Posts Tagged ‘how-to’

Infant Massage

Friday, April 17th, 2015

Infant MassageBeing a baby is tough stuff. Between the shock of life and large quantity of unknowns, I can imagine the toll simply living can put on a baby body. For this reason, the joys of a nice massage are not just for worn-out mamas. Infant massage can help you and baby reduce stress, rest, and bond.

Whether you have just a few minutes to rub baby’s tummy or can fit in a full-body massage, both baby and you can benefit from meaningful time together, one-on-one, to rub away the day’s stressors. If your babe has any health issues, always consult with your doctor before offering your wee one an infant massage.

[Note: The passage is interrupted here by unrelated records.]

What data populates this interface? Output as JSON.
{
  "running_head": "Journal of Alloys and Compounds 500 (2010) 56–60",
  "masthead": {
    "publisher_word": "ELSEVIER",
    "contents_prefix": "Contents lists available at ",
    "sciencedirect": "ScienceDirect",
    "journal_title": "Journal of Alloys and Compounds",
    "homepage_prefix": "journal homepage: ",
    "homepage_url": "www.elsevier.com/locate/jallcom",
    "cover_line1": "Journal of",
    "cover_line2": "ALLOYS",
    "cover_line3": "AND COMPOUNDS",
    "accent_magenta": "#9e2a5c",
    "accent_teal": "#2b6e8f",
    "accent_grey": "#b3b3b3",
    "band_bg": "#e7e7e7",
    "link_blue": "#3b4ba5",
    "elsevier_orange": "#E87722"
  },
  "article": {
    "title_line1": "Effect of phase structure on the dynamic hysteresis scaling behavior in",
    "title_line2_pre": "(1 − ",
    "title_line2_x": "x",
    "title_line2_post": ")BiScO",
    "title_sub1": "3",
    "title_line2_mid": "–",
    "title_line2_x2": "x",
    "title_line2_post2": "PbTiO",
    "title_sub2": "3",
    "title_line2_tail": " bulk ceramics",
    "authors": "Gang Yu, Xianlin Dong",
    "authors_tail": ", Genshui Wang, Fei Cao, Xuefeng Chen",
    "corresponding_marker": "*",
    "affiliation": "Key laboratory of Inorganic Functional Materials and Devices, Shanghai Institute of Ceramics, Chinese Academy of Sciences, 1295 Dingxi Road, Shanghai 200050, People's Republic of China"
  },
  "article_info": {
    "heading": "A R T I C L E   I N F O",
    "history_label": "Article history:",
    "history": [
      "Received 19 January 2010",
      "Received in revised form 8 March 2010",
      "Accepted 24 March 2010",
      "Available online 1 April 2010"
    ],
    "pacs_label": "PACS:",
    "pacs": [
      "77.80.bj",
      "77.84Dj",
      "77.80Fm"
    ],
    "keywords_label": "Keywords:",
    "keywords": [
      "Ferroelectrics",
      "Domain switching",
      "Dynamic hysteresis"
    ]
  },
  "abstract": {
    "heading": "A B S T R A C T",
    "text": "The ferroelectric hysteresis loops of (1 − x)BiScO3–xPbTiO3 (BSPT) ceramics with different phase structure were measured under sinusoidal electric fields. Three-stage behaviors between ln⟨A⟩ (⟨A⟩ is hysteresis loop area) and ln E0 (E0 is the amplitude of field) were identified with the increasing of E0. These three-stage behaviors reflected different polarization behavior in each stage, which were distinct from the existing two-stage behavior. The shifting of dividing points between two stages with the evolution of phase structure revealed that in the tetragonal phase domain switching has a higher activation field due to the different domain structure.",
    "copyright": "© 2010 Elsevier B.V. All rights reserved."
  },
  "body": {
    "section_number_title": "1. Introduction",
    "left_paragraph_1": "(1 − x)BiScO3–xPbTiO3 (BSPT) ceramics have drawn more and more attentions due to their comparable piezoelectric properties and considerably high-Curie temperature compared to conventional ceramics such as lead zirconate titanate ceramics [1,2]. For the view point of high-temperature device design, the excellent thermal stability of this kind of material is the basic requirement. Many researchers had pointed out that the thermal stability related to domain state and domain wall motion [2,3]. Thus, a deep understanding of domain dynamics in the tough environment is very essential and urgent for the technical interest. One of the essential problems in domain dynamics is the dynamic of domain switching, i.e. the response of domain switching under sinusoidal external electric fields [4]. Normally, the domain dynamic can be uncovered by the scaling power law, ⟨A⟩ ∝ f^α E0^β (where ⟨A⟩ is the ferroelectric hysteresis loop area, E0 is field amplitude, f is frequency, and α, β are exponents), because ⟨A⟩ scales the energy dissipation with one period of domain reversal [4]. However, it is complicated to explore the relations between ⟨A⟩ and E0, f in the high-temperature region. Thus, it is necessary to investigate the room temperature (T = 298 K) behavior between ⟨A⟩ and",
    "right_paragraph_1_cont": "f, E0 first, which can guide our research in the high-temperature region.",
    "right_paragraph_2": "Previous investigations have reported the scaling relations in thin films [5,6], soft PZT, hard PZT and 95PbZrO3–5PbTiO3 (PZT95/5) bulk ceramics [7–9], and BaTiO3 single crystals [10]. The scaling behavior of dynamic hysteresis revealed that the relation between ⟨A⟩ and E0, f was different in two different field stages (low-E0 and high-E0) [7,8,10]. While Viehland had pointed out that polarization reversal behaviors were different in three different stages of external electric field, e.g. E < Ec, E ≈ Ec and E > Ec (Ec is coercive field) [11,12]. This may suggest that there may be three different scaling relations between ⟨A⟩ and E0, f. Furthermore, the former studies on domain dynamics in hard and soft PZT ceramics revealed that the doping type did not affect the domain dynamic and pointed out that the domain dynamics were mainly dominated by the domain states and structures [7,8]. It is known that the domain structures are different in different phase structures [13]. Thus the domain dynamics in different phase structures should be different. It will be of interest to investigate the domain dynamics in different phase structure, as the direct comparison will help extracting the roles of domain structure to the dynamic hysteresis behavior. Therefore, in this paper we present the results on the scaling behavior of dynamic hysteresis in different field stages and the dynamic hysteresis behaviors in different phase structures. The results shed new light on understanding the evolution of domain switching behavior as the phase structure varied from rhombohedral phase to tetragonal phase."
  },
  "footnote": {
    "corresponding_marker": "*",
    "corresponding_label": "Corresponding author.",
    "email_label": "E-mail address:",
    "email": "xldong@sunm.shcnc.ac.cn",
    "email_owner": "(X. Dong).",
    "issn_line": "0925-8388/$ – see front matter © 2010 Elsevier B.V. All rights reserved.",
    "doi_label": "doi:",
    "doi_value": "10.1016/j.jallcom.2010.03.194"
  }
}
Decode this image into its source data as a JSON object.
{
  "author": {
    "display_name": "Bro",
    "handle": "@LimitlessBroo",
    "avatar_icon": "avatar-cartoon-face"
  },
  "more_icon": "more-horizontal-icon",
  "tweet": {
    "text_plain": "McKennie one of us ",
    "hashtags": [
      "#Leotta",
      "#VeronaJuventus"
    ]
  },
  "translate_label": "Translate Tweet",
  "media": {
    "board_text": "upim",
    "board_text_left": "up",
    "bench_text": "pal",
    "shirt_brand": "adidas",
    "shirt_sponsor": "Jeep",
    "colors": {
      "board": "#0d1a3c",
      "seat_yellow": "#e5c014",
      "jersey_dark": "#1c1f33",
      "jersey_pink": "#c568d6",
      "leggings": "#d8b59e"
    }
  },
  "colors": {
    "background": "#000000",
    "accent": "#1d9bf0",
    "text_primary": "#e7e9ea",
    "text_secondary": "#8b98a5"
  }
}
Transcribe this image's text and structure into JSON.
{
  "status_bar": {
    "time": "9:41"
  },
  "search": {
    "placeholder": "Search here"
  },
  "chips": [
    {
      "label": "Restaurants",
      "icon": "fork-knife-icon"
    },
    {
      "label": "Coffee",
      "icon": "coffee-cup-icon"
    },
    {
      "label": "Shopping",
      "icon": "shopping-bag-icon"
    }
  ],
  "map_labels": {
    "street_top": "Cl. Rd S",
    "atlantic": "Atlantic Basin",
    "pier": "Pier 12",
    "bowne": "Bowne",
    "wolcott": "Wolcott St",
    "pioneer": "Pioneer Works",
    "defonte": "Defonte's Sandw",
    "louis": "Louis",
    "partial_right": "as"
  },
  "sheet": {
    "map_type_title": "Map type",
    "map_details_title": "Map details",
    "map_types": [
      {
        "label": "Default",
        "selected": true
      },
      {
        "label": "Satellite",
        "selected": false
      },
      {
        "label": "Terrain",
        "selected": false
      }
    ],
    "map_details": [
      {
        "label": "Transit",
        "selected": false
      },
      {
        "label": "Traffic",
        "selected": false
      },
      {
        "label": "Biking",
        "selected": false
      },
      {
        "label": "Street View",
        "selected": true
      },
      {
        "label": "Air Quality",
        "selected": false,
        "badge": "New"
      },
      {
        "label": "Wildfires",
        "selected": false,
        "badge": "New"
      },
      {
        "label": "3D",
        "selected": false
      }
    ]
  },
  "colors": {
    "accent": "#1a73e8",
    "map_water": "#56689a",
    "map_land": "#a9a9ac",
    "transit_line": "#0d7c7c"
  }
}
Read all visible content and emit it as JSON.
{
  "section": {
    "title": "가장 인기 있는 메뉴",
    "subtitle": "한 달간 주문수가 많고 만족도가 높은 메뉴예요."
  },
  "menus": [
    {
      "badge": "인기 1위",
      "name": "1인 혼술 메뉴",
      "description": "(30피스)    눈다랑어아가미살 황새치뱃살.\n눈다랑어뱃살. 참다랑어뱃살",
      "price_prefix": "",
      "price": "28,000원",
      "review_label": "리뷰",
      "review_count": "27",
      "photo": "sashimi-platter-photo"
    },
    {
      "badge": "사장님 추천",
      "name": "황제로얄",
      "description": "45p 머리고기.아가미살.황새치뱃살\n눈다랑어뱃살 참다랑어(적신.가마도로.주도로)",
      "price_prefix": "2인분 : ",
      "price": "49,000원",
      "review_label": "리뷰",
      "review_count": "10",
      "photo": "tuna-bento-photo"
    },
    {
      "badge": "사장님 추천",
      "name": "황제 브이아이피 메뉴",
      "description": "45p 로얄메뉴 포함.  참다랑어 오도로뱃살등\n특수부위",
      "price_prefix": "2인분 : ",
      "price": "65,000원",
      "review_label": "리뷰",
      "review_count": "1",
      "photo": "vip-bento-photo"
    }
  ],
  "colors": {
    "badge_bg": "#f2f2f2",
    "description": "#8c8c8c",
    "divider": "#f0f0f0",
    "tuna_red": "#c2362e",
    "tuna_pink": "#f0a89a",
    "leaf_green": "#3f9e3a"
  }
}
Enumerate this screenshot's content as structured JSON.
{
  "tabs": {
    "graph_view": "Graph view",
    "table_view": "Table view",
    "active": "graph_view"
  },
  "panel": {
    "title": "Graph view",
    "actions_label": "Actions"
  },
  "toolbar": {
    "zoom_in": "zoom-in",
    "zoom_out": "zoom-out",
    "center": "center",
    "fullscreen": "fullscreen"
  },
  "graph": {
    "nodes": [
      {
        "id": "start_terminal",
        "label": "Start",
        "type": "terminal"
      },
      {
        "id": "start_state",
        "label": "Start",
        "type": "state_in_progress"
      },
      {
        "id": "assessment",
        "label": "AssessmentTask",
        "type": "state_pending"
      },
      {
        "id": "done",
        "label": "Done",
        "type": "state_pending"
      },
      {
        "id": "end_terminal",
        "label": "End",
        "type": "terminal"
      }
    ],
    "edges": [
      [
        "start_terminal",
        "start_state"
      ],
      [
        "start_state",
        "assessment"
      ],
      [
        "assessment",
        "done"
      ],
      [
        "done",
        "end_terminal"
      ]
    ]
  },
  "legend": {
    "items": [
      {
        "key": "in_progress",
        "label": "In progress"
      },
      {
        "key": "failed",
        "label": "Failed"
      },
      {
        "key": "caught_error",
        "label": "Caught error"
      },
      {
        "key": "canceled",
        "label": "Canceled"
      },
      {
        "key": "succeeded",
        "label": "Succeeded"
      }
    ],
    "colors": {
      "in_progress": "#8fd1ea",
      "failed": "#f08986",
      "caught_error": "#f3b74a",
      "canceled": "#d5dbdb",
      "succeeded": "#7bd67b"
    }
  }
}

Online videos can offer you insights in how to best massage your babe in detail, but here are a few tips:

  • Ask permission from your baby before massage. A toddler you can actually ask; an infant may roll away, have stiff arms and legs, or fuss if not interested. You know your baby. Also consider your babe’s temperament before offering massage. If babe is too grumpy, tired, or stimulated, a massage may cause further irritation and stimulation. Wait until your babe is content overall. Ideally, wait until about an hour after eating or avoid the belly and back when you offer your babe a massage.
  • Remove your jewelry, grab oil or other child-safe form of moisture if you’d like, and find a comfortable area. Make eye contact and speak softly with your baby if you’d like. Consider the difference in this massage versus one you might receive as an adult by a professional. As an adult you spend much of your time inaccessible with eyes closed and without much conversation; with your child feel free to make eye contact, gently speak, and respond to your child’s movements.
  • After washing your hands, use a soft but firm touch to offer massage in long strokes, gentle twists, taps, and little circular motions. Gently stretch joints of the toes, fingers, and wrists. When you approach the belly, an inverted L and “I love you” movement across the abdomen can help aid digestion. To help ensure your baby retains warmth, keep baby covered. Afterward, offer milk or cuddles before transitioning to rest or slowly returning to more activity.

Lynette Moran shares her life with her husband and two sons, ages 1 and 3 years. She has cloth diapered both since birth and enjoys all things eco-friendly and mindful living.